[What you are asked to do]
Where a line of the listing below includes the word "чтобы", reproduce that line.

┄┄┄┄┄┄┄┄┄┄

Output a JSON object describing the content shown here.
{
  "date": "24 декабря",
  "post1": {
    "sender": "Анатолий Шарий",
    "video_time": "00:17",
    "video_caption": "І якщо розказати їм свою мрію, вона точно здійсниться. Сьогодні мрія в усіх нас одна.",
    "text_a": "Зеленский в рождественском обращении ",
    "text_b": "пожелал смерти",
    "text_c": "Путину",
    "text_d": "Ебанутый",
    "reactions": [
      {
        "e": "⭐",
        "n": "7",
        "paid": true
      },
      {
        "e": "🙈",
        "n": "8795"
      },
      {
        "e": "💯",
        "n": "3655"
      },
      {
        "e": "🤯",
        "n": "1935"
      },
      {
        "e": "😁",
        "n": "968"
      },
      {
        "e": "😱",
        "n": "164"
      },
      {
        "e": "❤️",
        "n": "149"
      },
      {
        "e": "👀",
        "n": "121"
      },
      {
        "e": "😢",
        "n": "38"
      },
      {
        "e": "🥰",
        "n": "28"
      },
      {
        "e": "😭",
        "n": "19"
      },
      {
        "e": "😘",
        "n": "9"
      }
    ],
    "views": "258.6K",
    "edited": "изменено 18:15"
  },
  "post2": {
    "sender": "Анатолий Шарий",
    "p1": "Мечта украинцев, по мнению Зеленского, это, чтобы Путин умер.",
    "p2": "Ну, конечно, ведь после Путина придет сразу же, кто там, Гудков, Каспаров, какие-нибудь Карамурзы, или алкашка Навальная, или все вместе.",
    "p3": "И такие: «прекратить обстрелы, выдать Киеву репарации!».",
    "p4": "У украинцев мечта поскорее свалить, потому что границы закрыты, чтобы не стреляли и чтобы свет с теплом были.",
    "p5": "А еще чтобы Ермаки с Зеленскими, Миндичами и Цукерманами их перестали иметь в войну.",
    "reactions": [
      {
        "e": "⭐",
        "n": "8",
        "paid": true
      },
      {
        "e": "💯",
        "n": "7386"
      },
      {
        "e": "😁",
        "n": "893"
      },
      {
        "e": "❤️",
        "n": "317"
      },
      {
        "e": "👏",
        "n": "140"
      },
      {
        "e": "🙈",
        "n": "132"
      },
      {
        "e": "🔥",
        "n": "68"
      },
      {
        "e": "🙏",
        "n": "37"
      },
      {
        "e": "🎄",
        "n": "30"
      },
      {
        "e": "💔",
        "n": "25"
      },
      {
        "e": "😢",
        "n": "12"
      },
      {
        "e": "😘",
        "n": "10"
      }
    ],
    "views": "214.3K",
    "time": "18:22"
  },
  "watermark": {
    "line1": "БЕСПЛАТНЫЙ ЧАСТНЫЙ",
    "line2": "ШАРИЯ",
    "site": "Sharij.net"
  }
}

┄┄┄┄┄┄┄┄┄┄

[Solution for this task]
    "p1": "Мечта украинцев, по мнению Зеленского, это, чтобы Путин умер.",
    "p4": "У украинцев мечта поскорее свалить, потому что границы закрыты, чтобы не стреляли и чтобы свет с теплом были.",
    "p5": "А еще чтобы Ермаки с Зеленскими, Миндичами и Цукерманами их перестали иметь в войну.",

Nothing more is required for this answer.